Creating a cohesive collection with a focused style can be a challenge for any designer or maker. Most emerging jewelers want to make EVERYTHING. They’ve learned wonderful techniques, so all they want to do is experiment and see what delicious objects they can create. However, successful designers know that you must have a look that is distinctively your own. One that people will look at and say, “That is a ‘David Yurman’ or ‘Todd Reed’ or ‘Michael Good’ piece.” If you think about any well-known artist in any medium, the same is true. You instantaneously have a vision of their work as soon as you hear their name. Think: Picasso, Van Gogh, Michelangelo, Frank Lloyd Wright, Dr. Seuss, Mozart, and Ralph Lauren. They have identifiable looks and approaches to their work. This is what I want you to do as well.
I suggest the following steps for you to create a well-merchandised collection of jewelry:
- Learn enough about your niche so you can start to narrow what you want to make. What techniques are you passionate about? Fabrication? Granulation? Enameling? Chain Maille? Why are you passionate about this process? This material? This style and look? How can you take what you’ve learned and use it to create your own distinctive look?

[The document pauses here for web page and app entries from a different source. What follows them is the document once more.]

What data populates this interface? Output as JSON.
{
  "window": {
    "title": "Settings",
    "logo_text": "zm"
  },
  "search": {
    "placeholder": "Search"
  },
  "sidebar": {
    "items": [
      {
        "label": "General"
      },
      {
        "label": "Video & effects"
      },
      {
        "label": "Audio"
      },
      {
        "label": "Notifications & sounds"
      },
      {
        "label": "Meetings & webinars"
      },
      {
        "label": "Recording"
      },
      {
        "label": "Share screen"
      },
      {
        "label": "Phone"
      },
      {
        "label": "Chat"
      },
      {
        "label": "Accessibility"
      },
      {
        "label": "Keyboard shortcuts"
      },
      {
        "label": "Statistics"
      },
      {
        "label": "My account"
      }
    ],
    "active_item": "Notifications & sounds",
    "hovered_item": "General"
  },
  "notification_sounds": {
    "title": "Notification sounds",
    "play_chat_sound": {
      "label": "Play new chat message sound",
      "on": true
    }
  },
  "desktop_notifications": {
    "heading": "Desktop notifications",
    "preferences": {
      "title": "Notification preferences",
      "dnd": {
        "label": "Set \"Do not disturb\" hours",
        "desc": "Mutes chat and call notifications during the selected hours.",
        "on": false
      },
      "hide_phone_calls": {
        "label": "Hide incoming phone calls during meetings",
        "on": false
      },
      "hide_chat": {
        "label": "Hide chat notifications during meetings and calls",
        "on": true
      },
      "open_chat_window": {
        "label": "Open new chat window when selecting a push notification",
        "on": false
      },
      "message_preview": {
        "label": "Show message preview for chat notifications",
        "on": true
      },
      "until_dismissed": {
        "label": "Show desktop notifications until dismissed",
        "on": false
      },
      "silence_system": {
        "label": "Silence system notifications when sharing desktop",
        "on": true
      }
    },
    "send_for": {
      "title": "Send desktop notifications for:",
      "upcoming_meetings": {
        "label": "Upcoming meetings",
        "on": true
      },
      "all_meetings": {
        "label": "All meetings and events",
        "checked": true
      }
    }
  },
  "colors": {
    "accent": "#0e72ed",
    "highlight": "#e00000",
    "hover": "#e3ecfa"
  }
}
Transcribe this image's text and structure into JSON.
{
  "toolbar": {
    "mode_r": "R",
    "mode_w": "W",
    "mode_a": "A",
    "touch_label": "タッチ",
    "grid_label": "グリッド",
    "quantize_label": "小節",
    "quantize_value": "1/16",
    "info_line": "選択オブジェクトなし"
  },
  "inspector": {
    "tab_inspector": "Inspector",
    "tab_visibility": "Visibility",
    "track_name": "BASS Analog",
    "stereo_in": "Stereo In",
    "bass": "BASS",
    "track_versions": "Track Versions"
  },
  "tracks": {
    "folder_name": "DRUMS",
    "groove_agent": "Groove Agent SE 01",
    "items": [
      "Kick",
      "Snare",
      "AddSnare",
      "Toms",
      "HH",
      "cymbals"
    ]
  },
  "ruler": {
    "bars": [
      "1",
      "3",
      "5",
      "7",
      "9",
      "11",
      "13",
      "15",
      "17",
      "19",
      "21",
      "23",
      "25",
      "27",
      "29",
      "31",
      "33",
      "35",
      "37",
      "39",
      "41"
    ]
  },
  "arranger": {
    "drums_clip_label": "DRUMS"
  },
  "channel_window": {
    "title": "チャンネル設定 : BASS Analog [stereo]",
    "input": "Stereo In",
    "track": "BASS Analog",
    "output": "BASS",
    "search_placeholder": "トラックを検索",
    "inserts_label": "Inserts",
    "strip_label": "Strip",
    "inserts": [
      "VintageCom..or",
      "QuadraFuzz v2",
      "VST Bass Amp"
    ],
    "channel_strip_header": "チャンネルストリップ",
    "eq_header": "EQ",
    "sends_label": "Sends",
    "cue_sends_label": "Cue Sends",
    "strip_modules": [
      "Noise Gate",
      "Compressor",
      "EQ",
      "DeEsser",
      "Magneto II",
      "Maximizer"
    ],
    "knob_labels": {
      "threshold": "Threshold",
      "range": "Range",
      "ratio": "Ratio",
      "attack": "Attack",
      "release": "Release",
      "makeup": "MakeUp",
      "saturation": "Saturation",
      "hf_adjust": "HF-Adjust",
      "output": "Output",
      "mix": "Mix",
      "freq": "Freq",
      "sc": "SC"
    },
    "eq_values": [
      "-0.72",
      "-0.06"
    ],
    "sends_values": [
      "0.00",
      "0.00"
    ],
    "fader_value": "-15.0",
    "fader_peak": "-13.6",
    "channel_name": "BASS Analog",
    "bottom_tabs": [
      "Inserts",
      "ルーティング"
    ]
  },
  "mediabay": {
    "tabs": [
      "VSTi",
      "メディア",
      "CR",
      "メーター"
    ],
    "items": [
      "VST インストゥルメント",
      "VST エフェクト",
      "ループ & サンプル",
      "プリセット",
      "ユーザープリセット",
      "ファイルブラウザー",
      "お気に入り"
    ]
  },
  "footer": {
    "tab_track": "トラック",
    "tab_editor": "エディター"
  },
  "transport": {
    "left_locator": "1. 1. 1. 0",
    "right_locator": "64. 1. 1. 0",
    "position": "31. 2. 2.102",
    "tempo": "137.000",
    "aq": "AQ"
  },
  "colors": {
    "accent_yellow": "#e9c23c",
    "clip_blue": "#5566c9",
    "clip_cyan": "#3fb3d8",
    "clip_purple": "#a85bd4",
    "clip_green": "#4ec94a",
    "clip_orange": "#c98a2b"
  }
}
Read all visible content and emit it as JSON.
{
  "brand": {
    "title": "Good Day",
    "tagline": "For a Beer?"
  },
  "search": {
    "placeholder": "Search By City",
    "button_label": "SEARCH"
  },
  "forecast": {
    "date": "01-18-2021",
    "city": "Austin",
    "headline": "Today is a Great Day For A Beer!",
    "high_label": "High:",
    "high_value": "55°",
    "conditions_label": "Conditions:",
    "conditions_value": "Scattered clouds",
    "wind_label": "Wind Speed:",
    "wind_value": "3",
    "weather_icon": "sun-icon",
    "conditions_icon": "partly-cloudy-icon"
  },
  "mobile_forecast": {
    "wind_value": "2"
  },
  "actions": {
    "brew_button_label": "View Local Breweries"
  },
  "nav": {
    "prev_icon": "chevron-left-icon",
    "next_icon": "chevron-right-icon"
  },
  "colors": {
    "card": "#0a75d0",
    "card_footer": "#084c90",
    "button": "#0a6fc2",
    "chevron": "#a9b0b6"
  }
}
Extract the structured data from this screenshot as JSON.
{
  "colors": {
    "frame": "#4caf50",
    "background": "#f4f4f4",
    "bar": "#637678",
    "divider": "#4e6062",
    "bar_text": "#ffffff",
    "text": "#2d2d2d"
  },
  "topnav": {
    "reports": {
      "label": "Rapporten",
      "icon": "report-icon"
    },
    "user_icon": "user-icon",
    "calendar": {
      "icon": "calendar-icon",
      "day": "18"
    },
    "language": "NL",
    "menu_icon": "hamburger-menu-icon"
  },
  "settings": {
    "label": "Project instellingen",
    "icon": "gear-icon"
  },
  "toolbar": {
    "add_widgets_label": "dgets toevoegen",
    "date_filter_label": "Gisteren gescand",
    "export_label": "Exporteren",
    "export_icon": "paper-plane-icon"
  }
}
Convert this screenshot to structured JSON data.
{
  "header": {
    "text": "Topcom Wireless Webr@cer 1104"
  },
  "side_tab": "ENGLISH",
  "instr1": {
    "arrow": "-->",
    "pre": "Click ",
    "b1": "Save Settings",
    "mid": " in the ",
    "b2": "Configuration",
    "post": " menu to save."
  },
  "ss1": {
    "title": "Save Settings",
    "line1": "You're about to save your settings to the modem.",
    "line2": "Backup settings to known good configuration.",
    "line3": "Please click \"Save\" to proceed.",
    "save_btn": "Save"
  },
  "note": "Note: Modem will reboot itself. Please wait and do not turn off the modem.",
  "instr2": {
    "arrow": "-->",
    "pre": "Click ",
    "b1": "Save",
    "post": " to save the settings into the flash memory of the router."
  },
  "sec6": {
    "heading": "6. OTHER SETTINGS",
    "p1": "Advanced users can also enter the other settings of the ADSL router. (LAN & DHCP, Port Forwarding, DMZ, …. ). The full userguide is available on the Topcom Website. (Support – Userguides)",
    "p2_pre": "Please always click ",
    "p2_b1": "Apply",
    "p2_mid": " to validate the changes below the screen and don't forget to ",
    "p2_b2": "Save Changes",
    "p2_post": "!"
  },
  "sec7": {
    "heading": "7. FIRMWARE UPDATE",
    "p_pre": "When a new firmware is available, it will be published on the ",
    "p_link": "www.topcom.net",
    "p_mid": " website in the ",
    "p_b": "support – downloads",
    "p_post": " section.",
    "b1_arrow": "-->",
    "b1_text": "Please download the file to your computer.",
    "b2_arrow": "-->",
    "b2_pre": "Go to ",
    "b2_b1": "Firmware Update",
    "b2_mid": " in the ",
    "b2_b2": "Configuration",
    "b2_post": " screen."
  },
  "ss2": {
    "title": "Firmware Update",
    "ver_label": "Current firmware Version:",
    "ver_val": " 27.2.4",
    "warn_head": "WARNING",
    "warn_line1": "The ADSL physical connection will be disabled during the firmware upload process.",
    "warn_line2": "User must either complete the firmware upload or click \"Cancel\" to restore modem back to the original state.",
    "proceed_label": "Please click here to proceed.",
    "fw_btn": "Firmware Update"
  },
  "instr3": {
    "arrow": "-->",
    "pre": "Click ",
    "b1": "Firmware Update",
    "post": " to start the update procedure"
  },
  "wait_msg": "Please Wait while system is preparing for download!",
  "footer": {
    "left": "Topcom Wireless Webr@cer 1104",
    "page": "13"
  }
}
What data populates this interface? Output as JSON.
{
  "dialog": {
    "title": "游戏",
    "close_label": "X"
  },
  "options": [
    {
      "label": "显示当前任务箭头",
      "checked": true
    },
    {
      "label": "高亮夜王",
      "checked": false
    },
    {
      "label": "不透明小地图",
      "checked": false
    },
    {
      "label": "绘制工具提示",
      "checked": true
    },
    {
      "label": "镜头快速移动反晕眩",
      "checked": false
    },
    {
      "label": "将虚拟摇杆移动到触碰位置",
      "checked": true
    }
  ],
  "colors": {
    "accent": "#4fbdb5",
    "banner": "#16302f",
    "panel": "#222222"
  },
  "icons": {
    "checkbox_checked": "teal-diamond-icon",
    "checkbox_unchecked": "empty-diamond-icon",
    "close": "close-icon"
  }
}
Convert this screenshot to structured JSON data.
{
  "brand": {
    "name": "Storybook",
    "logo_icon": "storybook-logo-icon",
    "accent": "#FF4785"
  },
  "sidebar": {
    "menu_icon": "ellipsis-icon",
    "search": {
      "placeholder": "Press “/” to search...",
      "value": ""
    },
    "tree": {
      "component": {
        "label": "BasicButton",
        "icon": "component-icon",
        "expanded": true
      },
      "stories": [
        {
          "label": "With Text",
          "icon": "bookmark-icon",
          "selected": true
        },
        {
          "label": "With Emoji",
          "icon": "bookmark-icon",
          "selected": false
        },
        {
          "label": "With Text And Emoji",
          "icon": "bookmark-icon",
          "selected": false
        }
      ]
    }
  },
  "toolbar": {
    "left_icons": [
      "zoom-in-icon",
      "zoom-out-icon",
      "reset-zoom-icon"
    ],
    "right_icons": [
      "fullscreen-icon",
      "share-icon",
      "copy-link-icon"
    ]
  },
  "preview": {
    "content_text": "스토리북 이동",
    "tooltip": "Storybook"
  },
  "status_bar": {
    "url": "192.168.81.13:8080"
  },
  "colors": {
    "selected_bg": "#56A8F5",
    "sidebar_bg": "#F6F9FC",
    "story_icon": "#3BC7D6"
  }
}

- Take a single element from one of the pieces you’re most proud of, and use this element to make 40+ (no less!) thumbnail sketches of jewelry that features that specific, single element. It could be a flower or a star or a random shape, but it must be something that really speaks to you. I want to see the element used in the following categories:
- Earrings – in dangles, chandeliers, hoops, posts, one or two clips
- Pendants – using a single or numerous elements
- Bracelets – in a cuff, charm, bangle
- Rings – in a wide band, mounting, in stackables, with a center stone
- Pins – only one or two, but they should be WOW pieces
- Necklaces – again one or two, but make one of them a WOW piece
- Cufflinks – (if your element works in that style)
- I want to see designs with an added pearl, a colored gemstone or beads. I want to see them using three or four elements in the same piece. I want you to stretch your vision and your creativity. I want to see this element small and big. This may be the most creative exercise you can do to develop your design. It is going to make you push your limits as a designer. And here is the crux: the first 25 sketches you make will be the most predictable and commonplace examples, so KEEP GOING! Jump in and flex your creative muscles.
- Next, I want you to collect 25 words (minimum) that describe your new collection. Yes, this is now a collection. These words will remind you to stay focused on your style, your processes, and your inspiration—your look. Print these words in a 40pt font and tape them above your bench and computer. If you can’t think of 25 words, then invite some friends over, lay your work out, and ask them to suggest words. Write everything down. Don’t edit quite yet. Just collect words.
- At this point, you can take the words you’ve collected and write a short (25 word or less) collection description. All jewelry has a story. Just ask around. Most people won’t say they bought a piece of jewelry because it was on sale. There is always a story to go with it, especially when something is handcrafted. The consumer wants to be able to tell their friends the story and how they discovered your work. Your 25+ collected words and eventually your collection description will help the salesperson or the customer to tell your story in your words.
- Now you can choose a name for your collection, write its description, and even create marketing materials and packaging to promote and enhance the collection and your brand.
The reason a merchandising plan is so important is that it gives, not only to the ultimate consumer but also to the novice standing behind your counter, an easy language to use when they talk about and sell your work. The collection makes sense. It all belongs. It is easy to understand and identify. It’s cohesive. It has a story to tell—your story. And, it is well merchandised.